A Request for Proposal (RFP) has long been the public sector’s go-to method of procurement for technical and software solutions. This formal process is designed to ensure fairness; however, it can come with some headaches.
The RFP process requires an internal review of requirements and needs. Then the procurement department compiles a set of documents for vendors explaining their needs and asking hundreds, if not thousands of functional questions. Vendors spend a great deal of time responding to RFPs and embarking on a series of meetings and demonstrations to prove they can meet the long list of requirements. The entire sales cycle could take 6-18 months, with the RFP portion taking 6-9 months.
There are some common challenges that many public sector organizations face when it comes to RFPs. If the RFP itself isn’t clear, compliance isn’t met, or the system or vendor selection is biased, organizations may find themselves needing to re-implement a recently implemented system and spending more time and money than originally planned. Yikes!
3 RFP pitfalls to avoid
Wouldn’t it be easier to concentrate from the beginning on the organizational benefits of a system change and the desired end state? This may involve a change to your current RFP process. If any one of these common pitfalls sound familiar, don’t worry – we can help you optimize your approach.
Pitfall #1: A vague proposal
There are well planned out and well written RFPs, but the majority do not fully explore the reasoning behind changes and the desired end state. The documents often cite improved efficiencies, fewer manual processes, less paper, and increased productivity, but these ideas aren’t actionable if they’re not fully defined and measurable. As a best practice, public sector organizations should avoid vague proposals and unrealistic expectations when writing an RFP. RFPs should be well crafted and have clear expectations. It is best that your organization come up with a standardized format that covers all the legal, regulatory, financial, and licensing requirements. You’ll want to be sure that the new system meets basic compliance requirements.
Writing an RFP that is concise, yet substantial can be difficult – we get it! At OnActuate, we will work closely with your organization to refine the objectives together, so everyone is on the same page. This process adds time but is highly valuable, and something other vendors may not offer.
Pitfall #2: Focusing your efforts on replicating the current state rather than improvements
It is important to make sure that all your functional and compliance needs are met with the new solution. But you need to make sure that the RFP is focusing on what improvements you want to see as well. Simply duplicating your current processes and system outputs will not give you that desired end state. Conversely, a project can be greatly slowed down when an organization guesses at what improvements or changes are needed before they understand the functionality of the new system. Desired results and changes can often be made in more than one way. Once you have established that a vendor can meet your functional requirements, we suggest getting the solution up and going as quickly as possible to experiment with how things could be done differently and more efficiently. Small pilots and proof of concept projects could be configured, all focusing on the desired, measurable improvements of the system replacement. Users can practice new ways of achieving the same results without the constraint of making it look and work like it always has.

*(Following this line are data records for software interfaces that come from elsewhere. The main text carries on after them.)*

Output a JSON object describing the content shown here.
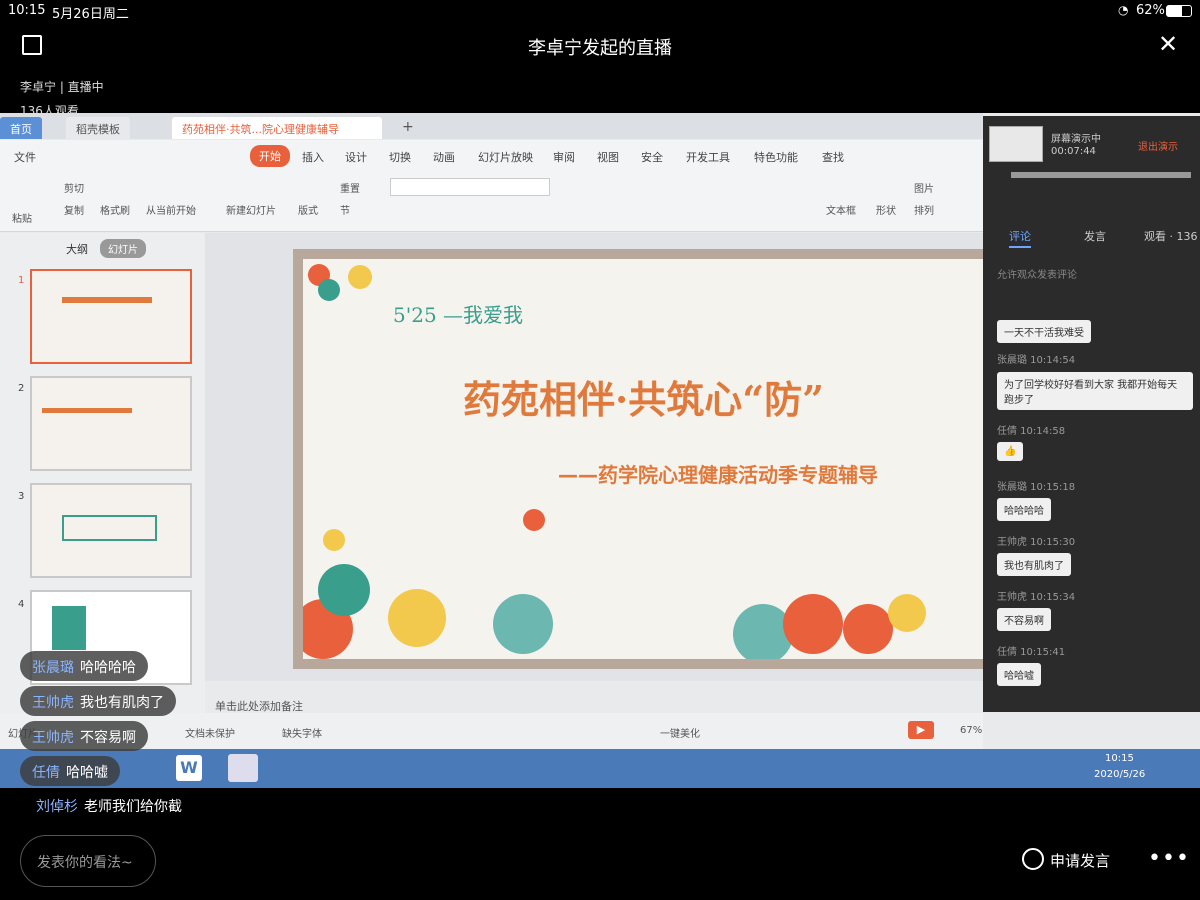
{
  "status": {
    "time": "10:15",
    "date": "5月26日周二",
    "battery": "62%"
  },
  "title": "李卓宁发起的直播",
  "host": "李卓宁 | 直播中",
  "viewers": "136人观看",
  "app": {
    "tabs": [
      "首页",
      "稻壳模板",
      "药苑相伴·共筑...院心理健康辅导"
    ],
    "menu": [
      "文件",
      "开始",
      "插入",
      "设计",
      "切换",
      "动画",
      "幻灯片放映",
      "审阅",
      "视图",
      "安全",
      "开发工具",
      "特色功能",
      "查找"
    ],
    "ribbon": [
      "粘贴",
      "剪切",
      "复制",
      "格式刷",
      "从当前开始",
      "新建幻灯片",
      "版式",
      "重置",
      "节",
      "文本框",
      "形状",
      "图片",
      "排列"
    ],
    "outline_tabs": [
      "大纲",
      "幻灯片"
    ],
    "slide_numbers": [
      "1",
      "2",
      "3",
      "4"
    ],
    "slide": {
      "date": "5'25 —我爱我",
      "title": "药苑相伴·共筑心“防”",
      "subtitle": "——药学院心理健康活动季专题辅导"
    },
    "notes_placeholder": "单击此处添加备注",
    "statusbar": [
      "幻灯片",
      "文档未保护",
      "缺失字体",
      "一键美化",
      "67%"
    ],
    "taskbar": {
      "time": "10:15",
      "date": "2020/5/26"
    }
  },
  "panel": {
    "screen_share": "屏幕演示中",
    "duration": "00:07:44",
    "exit": "退出演示",
    "tabs": [
      "评论",
      "发言",
      "观看 · 136"
    ],
    "allow": "允许观众发表评论",
    "comments": [
      {
        "meta": "",
        "text": "一天不干活我难受"
      },
      {
        "meta": "张晨璐 10:14:54",
        "text": "为了回学校好好看到大家 我都开始每天跑步了"
      },
      {
        "meta": "任倩 10:14:58",
        "text": "👍"
      },
      {
        "meta": "张晨璐 10:15:18",
        "text": "哈哈哈哈"
      },
      {
        "meta": "王帅虎 10:15:30",
        "text": "我也有肌肉了"
      },
      {
        "meta": "王帅虎 10:15:34",
        "text": "不容易啊"
      },
      {
        "meta": "任倩 10:15:41",
        "text": "哈哈嘘"
      }
    ]
  },
  "bubbles": [
    {
      "name": "张晨璐",
      "text": "哈哈哈哈"
    },
    {
      "name": "王帅虎",
      "text": "我也有肌肉了"
    },
    {
      "name": "王帅虎",
      "text": "不容易啊"
    },
    {
      "name": "任倩",
      "text": "哈哈嘘"
    }
  ],
  "latest": {
    "name": "刘倬杉",
    "text": "老师我们给你截"
  },
  "input_placeholder": "发表你的看法~",
  "apply": "申请发言",
  "colors": {
    "accent": "#e8603c",
    "slide_title": "#e07a3c",
    "slide_date": "#3a9e8c",
    "name": "#8ab4ff"
  }
}
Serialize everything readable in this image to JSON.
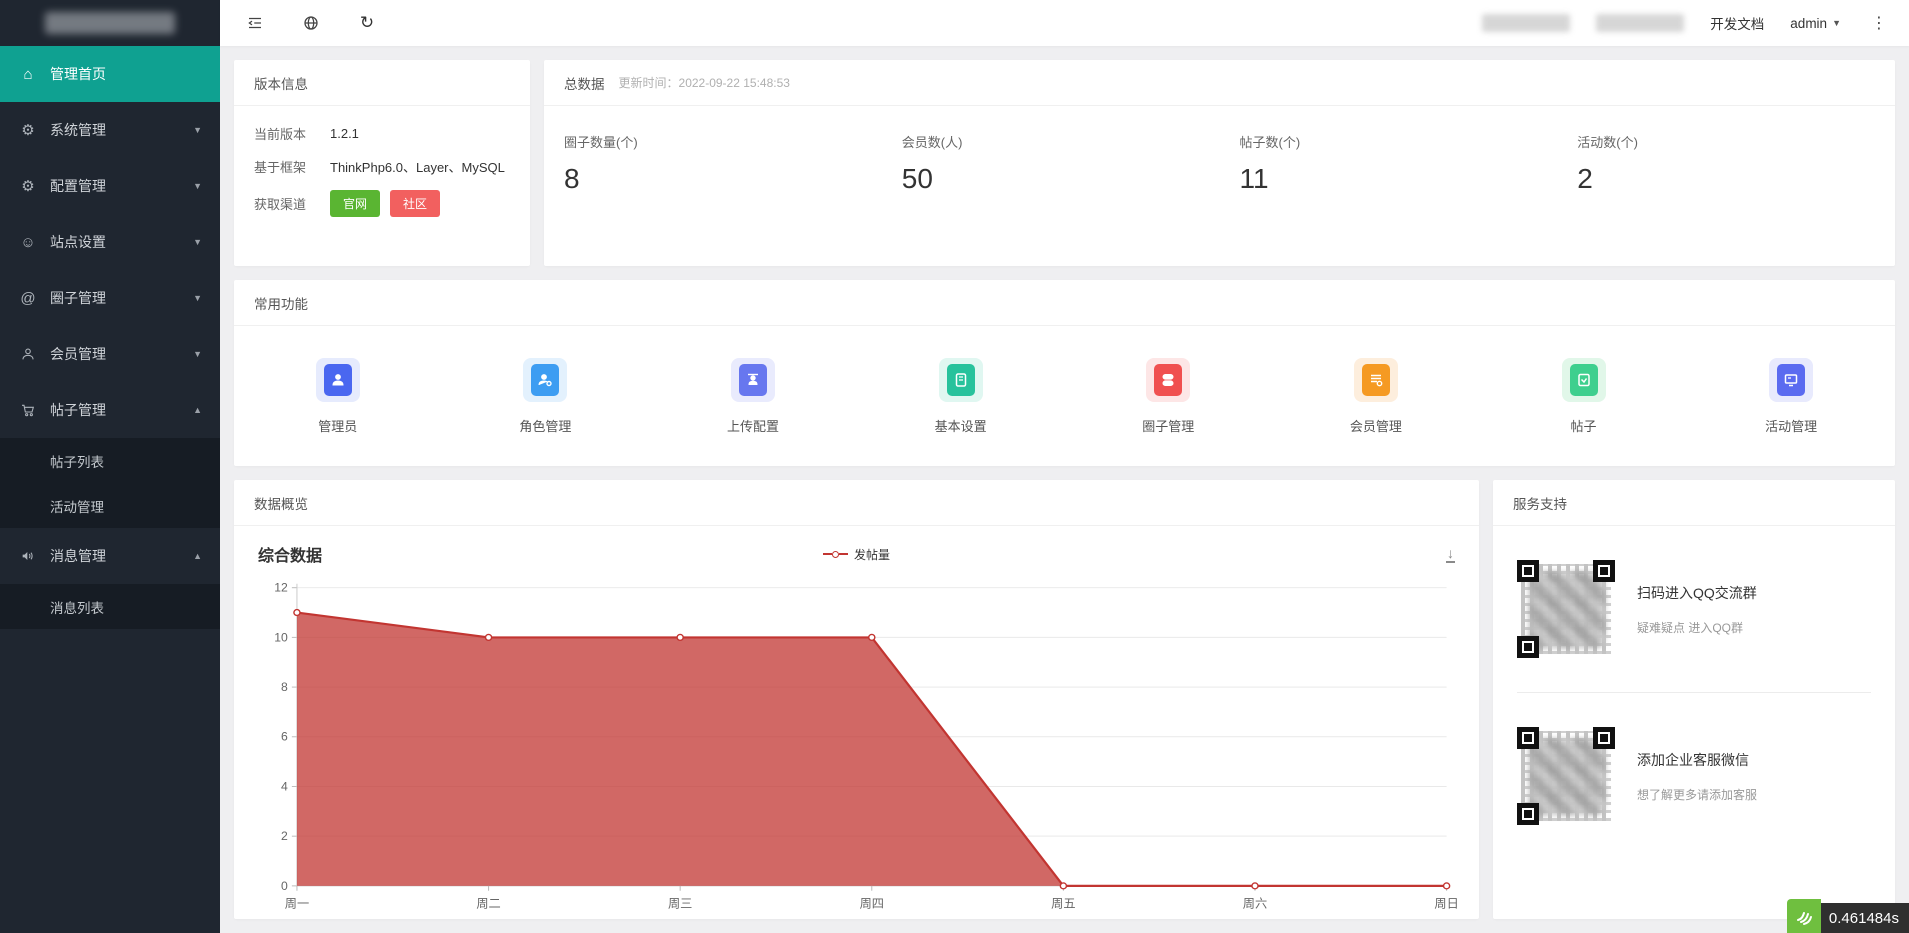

No one said change was easy! Make sure your system and vendor selection is based on what the organization needs, not based on how closely they align with the current system and processes. Familiar isn’t always better. Growth can be uncomfortable.
Pitfall #3: Improper vendor follow-up
A disorganized process for evaluating shortlisted vendors can cause confusion and disagreements within the team. We recommend that your organization create scoring criteria to rank vendors in key areas – such as budget, experience, and customer references – for fair comparison. A weighted scoring process will ensure you are selecting the vendor that matches what is most important to you. Key stakeholders in the project should be involved with the scoring to gather opinions and thoughts to help carefully select the right vendor.
Some vendors will also suggest a needs assessment prior to the contract phase. This gives both the client and the vendor the opportunity to meet the team and discuss possible red-flags and blockers prior to being locked in. A more detailed project plan and cost estimate can be created once the assessment is complete, giving the client more assurance that their needs are being met.
Identifying the scoring criteria before developing the RFP doesn’t just help with vendor follow-up but ensures your RFP will have clear goals and end state in mind.
Avoiding these three pitfalls takes time and planning up-front but will set you on the path to project success.
Download our no-cost RFP template
Don’t know where to start when developing an RFP? Fill out this quick form to download a spreadsheet with commonly seen RFP details to jump-start your planning process.
You want to invest in new digital technologies that save time, money, and resources, but getting approval or budget, and having projects go through the RFP stage to the implementation stage can be a struggle. At OnActuate, we understand the fear of project failure. That’s why we developed an entire process to minimize risk during implementation.
Learn more about OnActuate’s experience working with public sector organizations.